A coming-of-age story about navigating the wilds of urban America and the shrapnel of a self-destructing family, Buck shares the story of a generation through one original and riveting voice. MK Asante was born in Zimbabwe to American parents: his mother a dancer, his father a revered professor. But as a teenager, MK was alone on the streets of North Philadelphia, swept up in a world of drugs, sex, and violence. MK’s memoir is an unforgettable tale of how one precocious, confused kid educated himself through gangs, rap, mystic cults, ghetto philosophy, and, eventually, books. It is an inspiring tribute to the power of literature to heal and redeem us.
Praise for Buck
“A story of surviving and thriving with passion, compassion, wit, and style.”—Maya Angelou
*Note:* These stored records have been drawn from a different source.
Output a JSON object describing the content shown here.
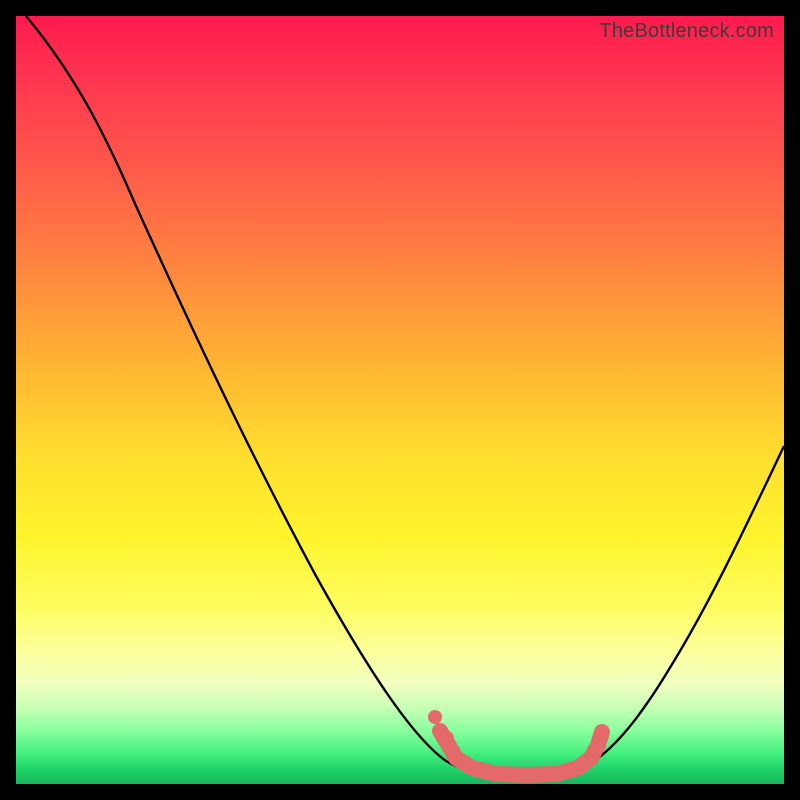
{
  "watermark": "TheBottleneck.com",
  "chart_data": {
    "type": "line",
    "title": "",
    "xlabel": "",
    "ylabel": "",
    "xlim": [
      0,
      100
    ],
    "ylim": [
      0,
      100
    ],
    "series": [
      {
        "name": "bottleneck-curve",
        "x": [
          0,
          5,
          10,
          15,
          20,
          25,
          30,
          35,
          40,
          45,
          50,
          53,
          55,
          58,
          60,
          62,
          65,
          68,
          70,
          73,
          76,
          80,
          85,
          90,
          95,
          100
        ],
        "y": [
          100,
          96,
          90,
          83,
          76,
          68,
          59,
          50,
          41,
          32,
          22,
          15,
          11,
          7,
          4,
          3,
          2,
          1.5,
          1.5,
          2,
          4,
          9,
          18,
          29,
          41,
          54
        ]
      }
    ],
    "highlight": {
      "name": "bottom-band",
      "color": "#e46a6a",
      "points_x": [
        55,
        58,
        60,
        62,
        65,
        68,
        70,
        73,
        76
      ],
      "points_y": [
        11,
        7,
        4,
        3,
        2,
        1.5,
        1.5,
        2,
        4
      ]
    },
    "background_gradient": {
      "top": "#ff1a4d",
      "mid": "#ffe02e",
      "bottom": "#18b85a"
    }
  }
}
“In America, we have a tradition of black writers whose autobiographies and memoirs come to define an era. . . . Buck may be this generation’s story.”—NPR
“The voice of a new generation. . . . You will love nearly everything about Buck.”—Essence
“A virtuoso performance . . . [an] extraordinary page-turner of a memoir . . . written in a breathless, driving hip-hop prose style that gives it a tough, contemporary edge.”—The Philadelphia Inquirer
“Frequently brilliant and always engaging . . . It takes great skill to render the wide variety of characters, male and female, young and old, that populate a memoir like Buck. Asante [is] at his best when he sets out into the city of Philadelphia itself. In fact, that city is the true star of this book. Philly’s skateboarders, its street-corner philosophers and its tattoo artists are all brought vividly to life here. . . . Asante’s memoir will find an eager readership, especially among young people searching in books for the kind of understanding and meaning that eludes them in their real-life relationships. . . . A powerful and captivating book.”—Hector Tobar, Los Angeles Times
“Remarkable . . . Asante’s prose is a fluid blend of vernacular swagger and tender poeticism. . . . [He] soaks up James Baldwin, Zora Neale Hurston and Walt Whitman like thirsty ground in a heavy rain. Buck grew from that, and it’s a bumper crop.”—Salon
“Buck is so honest it floats—even while it’s so down-to-earth that the reader feels like an ant peering up from the concrete. It’s a powerful book. . . . Asante is a hip-hop raconteur, a storyteller in the Homeric tradition, an American, a rhymer, a big-thinker singing a song of himself. You’ll want to listen.”—The Buffalo News
In his memoir, Asante, a Zimbabwe native and a Philly transplant, plays out the events of his childhood against the backdrop of the street-savvy rhythms of hip hop. In this soul-searching memoir, Asante describes himself as a "true African-American," born in the motherland, and he recalls his family life in "Killadelphia" with his Afrocentric "Pops" and slightly off-kilter "Moms," who winds up in a psychiatric facility, as well as his older brother Uzi, who goes to prison for the statutory rape of a white girl. Asante blends the old soul riffs of Amiri Baraka and Ishmael Reed with the helter-skelter stream-of-consciousness of New Journalism scribes Hunter Thompson, Terry Southern, and Tom Wolfe, tossing in a dash of Sister Soulja and Donald Goines, in his journey through the crime-ridden city streets. It's the snippets of scenes almost overheard chatter and colorful descriptions that make this memoir memorable, as in his description of the funeral of Amir, the riff on the all-important "dead presidents" or money on the block, and his time at Crefeld alternative school. Asante's noir chronicle is imaginative, powerful, and electric, written with passion and conviction.
Customer ReviewsSee All
The book was a fun and different style of writing. I caught myself laughing at times and learning from the book. Highly recommend reading.
A must read!!!
I can't think of anything bad to say about this book. I loved it. Great read!
Worth a Buck
The word Buck embodies so many things so many meanings as does the man behind the buck. He's a strong man a resilient man he's every man.